Monday, September 12, 2011

Guest Blog: Karina Fabian on Writing Science Fiction.

Once upon a time, very long ago (okay, back in April), we had a guest blogger -- Karina Fabian, author of .... a whole lot of novels, and editor of Infinite Space, Infinite God II.

Guess what: she's back, with a new book, Mind Over Mind, a science fiction / fantasy piece (and there are reasons it's a bit of both), so I decided to keep her blog topic simple.

I asked her to blog "On the joys and wonders of writing SF."

She gave me a top ten list.

Here we go.....


Top Ten Reasons to Love Reading or Writing Science Fiction
From the Home Office in FabianSpace

1. Explore Strange New Worlds. Whether it's traveling to another planet, exploring the future, or even seeing how the past would change if you altered some aspect like, say sticking a small West Virginia town in the middle of the Black Forest in 1632, you will find something completely new.

2. To seek out new life. This doesn't have to mean alien life, either. A science fiction setting can give new life to an old plot, or a new way at looking at our own society. Recently, I revisited an old favorite, ALIEN NATION. A sci-fi cop show from the 90s, it was really more about racial issues in a big city.

3. To boldly go! It's sometimes easier as a writer to explore a controversial issue in a way that will make people think when you put it in a setting that's removed from the present day society. Science fiction also gives you a means to take chances. Nichelle Nicols (Uhura from Star Trek) was one of the first black women on television to have a substantial role, and was as a result a role model for thousands of women and Blacks.

4. Because it's part of our culture. How many of you recognized the lines from the first three reasons? We know without an explanation what someone means by warp speed. Ray guns, transporters, aliens, time travel--none of these are unknown concepts, even when they aren't everyday objects.

5. To explore the impossible. Or at least the impossible right now. Did you know a lot of technology we take for granted and are developing right now was first suggested in science fiction? We have 3-D faxes--replicators! Arthur C. Clark first talked about satellite communications years before we launched our satellites. NASA is working on VASIMR drives for spaceships, and Japan recently launched its first solar sail craft--ideas made known in science fiction stories while still far-off theories in scientific journals.

6. To explore ideas. How would humans act if a plague knocked out 90 percent of the population? What if we always fought wars through computers? What if humans could live forever? What if you could go back in time--but only for eleven minutes a shot? Some ideas can only be examined in a science fiction setting.

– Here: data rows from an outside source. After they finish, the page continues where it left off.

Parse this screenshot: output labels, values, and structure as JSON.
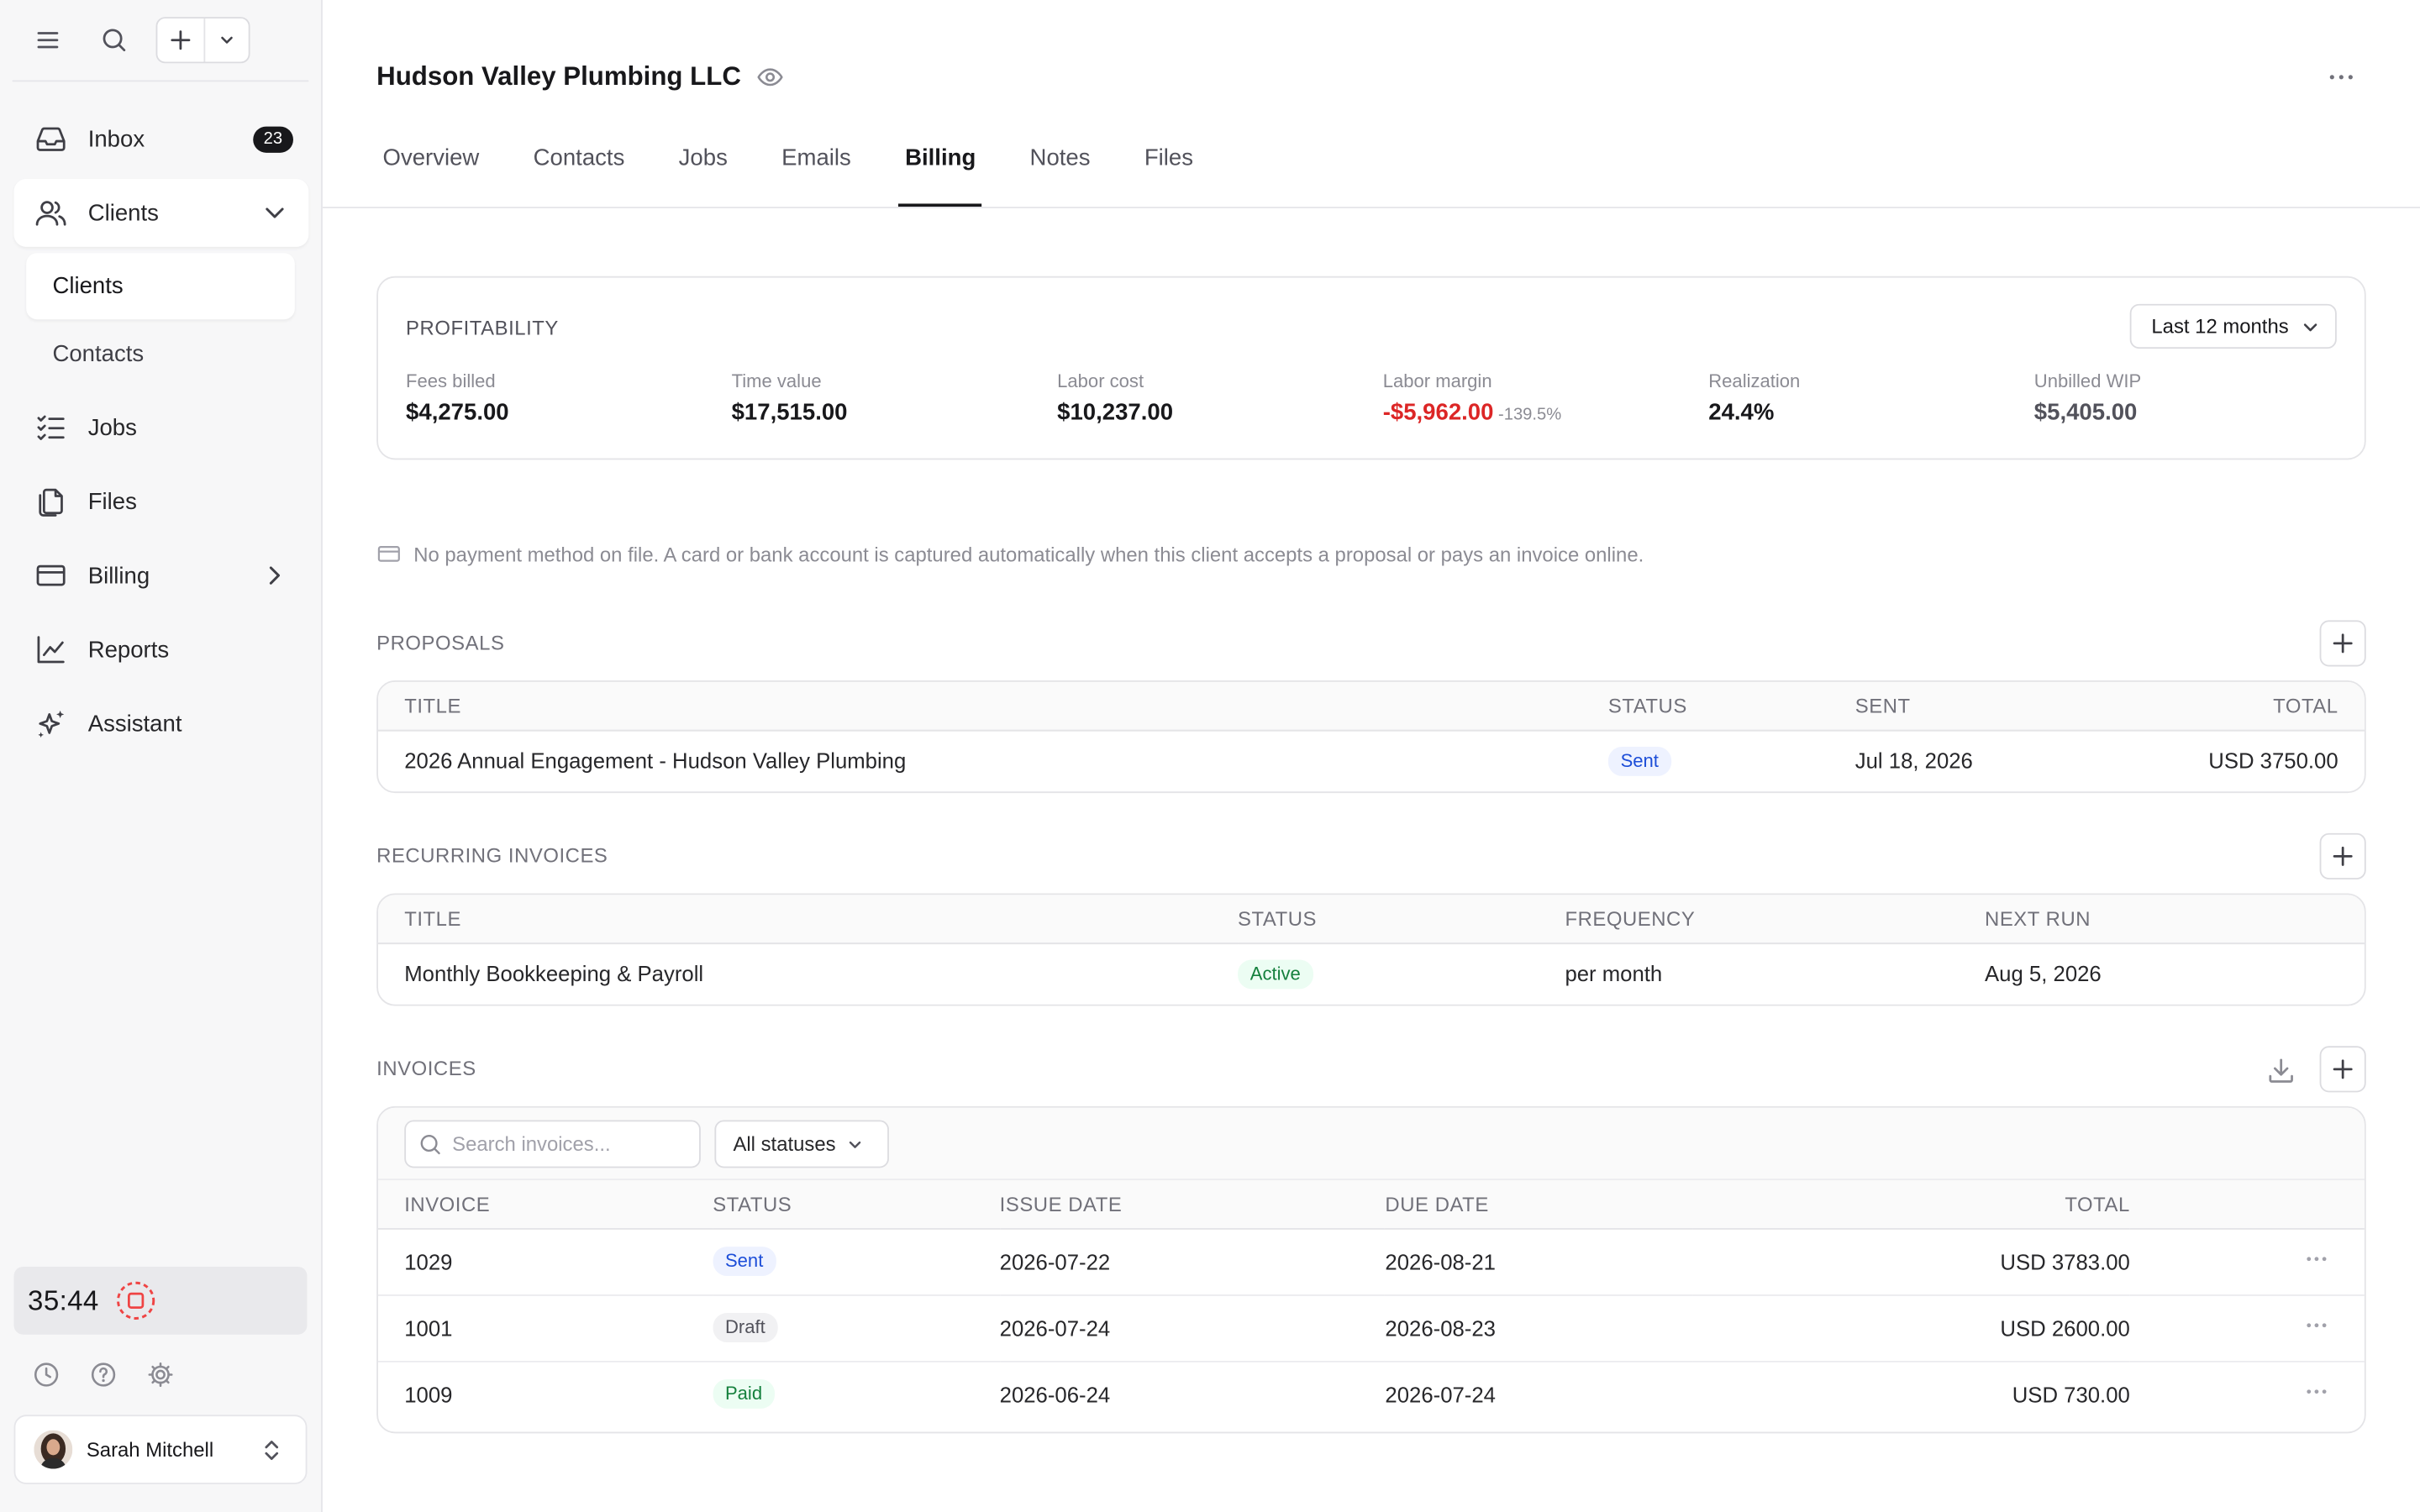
{
  "sidebar": {
    "inbox": {
      "label": "Inbox",
      "badge": "23"
    },
    "clients": {
      "label": "Clients",
      "sub": [
        {
          "label": "Clients"
        },
        {
          "label": "Contacts"
        }
      ]
    },
    "items": [
      {
        "label": "Jobs",
        "icon": "jobs-checklist-icon"
      },
      {
        "label": "Files",
        "icon": "files-icon"
      },
      {
        "label": "Billing",
        "icon": "credit-card-icon"
      },
      {
        "label": "Reports",
        "icon": "chart-line-icon"
      },
      {
        "label": "Assistant",
        "icon": "sparkles-icon"
      }
    ],
    "timer": {
      "value": "35:44"
    },
    "user": {
      "name": "Sarah Mitchell"
    }
  },
  "header": {
    "title": "Hudson Valley Plumbing LLC",
    "tabs": [
      {
        "label": "Overview"
      },
      {
        "label": "Contacts"
      },
      {
        "label": "Jobs"
      },
      {
        "label": "Emails"
      },
      {
        "label": "Billing"
      },
      {
        "label": "Notes"
      },
      {
        "label": "Files"
      }
    ],
    "active_tab": "Billing"
  },
  "profitability": {
    "title": "PROFITABILITY",
    "range": "Last 12 months",
    "metrics": [
      {
        "label": "Fees billed",
        "value": "$4,275.00"
      },
      {
        "label": "Time value",
        "value": "$17,515.00"
      },
      {
        "label": "Labor cost",
        "value": "$10,237.00"
      },
      {
        "label": "Labor margin",
        "value": "-$5,962.00",
        "pct": "-139.5%"
      },
      {
        "label": "Realization",
        "value": "24.4%"
      },
      {
        "label": "Unbilled WIP",
        "value": "$5,405.00"
      }
    ]
  },
  "notice": "No payment method on file. A card or bank account is captured automatically when this client accepts a proposal or pays an invoice online.",
  "proposals": {
    "title": "PROPOSALS",
    "columns": [
      "TITLE",
      "STATUS",
      "SENT",
      "TOTAL"
    ],
    "rows": [
      {
        "title": "2026 Annual Engagement - Hudson Valley Plumbing",
        "status": "Sent",
        "sent": "Jul 18, 2026",
        "total": "USD 3750.00"
      }
    ]
  },
  "recurring": {
    "title": "RECURRING INVOICES",
    "columns": [
      "TITLE",
      "STATUS",
      "FREQUENCY",
      "NEXT RUN"
    ],
    "rows": [
      {
        "title": "Monthly Bookkeeping & Payroll",
        "status": "Active",
        "frequency": "per month",
        "next_run": "Aug 5, 2026"
      }
    ]
  },
  "invoices": {
    "title": "INVOICES",
    "search_placeholder": "Search invoices...",
    "status_filter": "All statuses",
    "columns": [
      "INVOICE",
      "STATUS",
      "ISSUE DATE",
      "DUE DATE",
      "TOTAL"
    ],
    "rows": [
      {
        "invoice": "1029",
        "status": "Sent",
        "issue": "2026-07-22",
        "due": "2026-08-21",
        "total": "USD 3783.00"
      },
      {
        "invoice": "1001",
        "status": "Draft",
        "issue": "2026-07-24",
        "due": "2026-08-23",
        "total": "USD 2600.00"
      },
      {
        "invoice": "1009",
        "status": "Paid",
        "issue": "2026-06-24",
        "due": "2026-07-24",
        "total": "USD 730.00"
      }
    ]
  },
  "colors": {
    "accent": "#18181b",
    "negative": "#dc2626",
    "sent": "#1d4ed8",
    "paid": "#15803d"
  }
}
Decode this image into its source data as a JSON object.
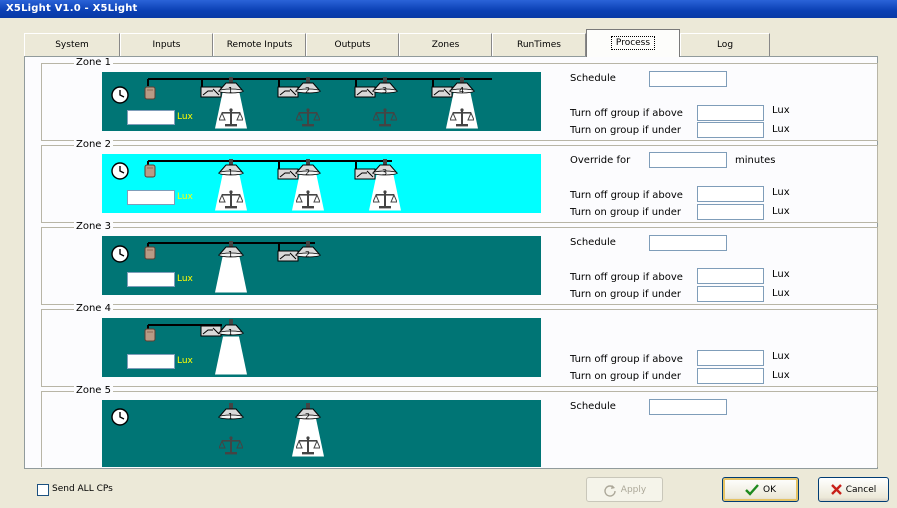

7. You can learn a lot while enjoying the adventure. Science fiction writers often have to do a lot of research into everything from physics to genetics to animal sciences in order to craft convincing stories. Writing is a great way to learn things--but many times, much of that information comes out in the text, too, and not in a boring "just the facts" manner of a textbook.

8. We are a technological, forward-thinking society. Why shouldn't our literature reflect that?

9. Resistance is futile. You will be assimilated. Science fiction and fantasy are a big genre. Eighty percent of the top grossing movies in the US are science fiction or fantasy (source: http://www.irosf.com/q/zine/article/10131), and the number of books--and readers-continues to grow.

10. It's sheer escapist fun. 'Nuff said! 

****************************

About the Author: Karina Fabian



After being a straight-A student, Karina now cultivates Fs: Family, Faith, Fiction and Fun. From an order of nuns working in space to a down-and-out faerie dragon working off a geas from St. George, her stories surprise with their twists of clich├ęs and incorporation of modern day foibles in an otherworld setting. Her quirky twists and crazy characters have won awards, including the INDIE book award for best fantasy (Magic, Mensa and Mayhem), and a Mensa Owl for best fiction (World Gathering). In May 2010, her writing took a right turn with a devotional, Why God Matters, which she co-wrote with her father. Mrs. Fabian is former President of the Catholic Writer’s Guild and also teaches writing and book marketing seminars online.


1 comment:

Please, by all means, leave a message below. I welcome any and all comments. However, language that could not make it to network television will result in your comment being deleted. I don';t like saying it, but prior events have shown me that I need to. Thanks.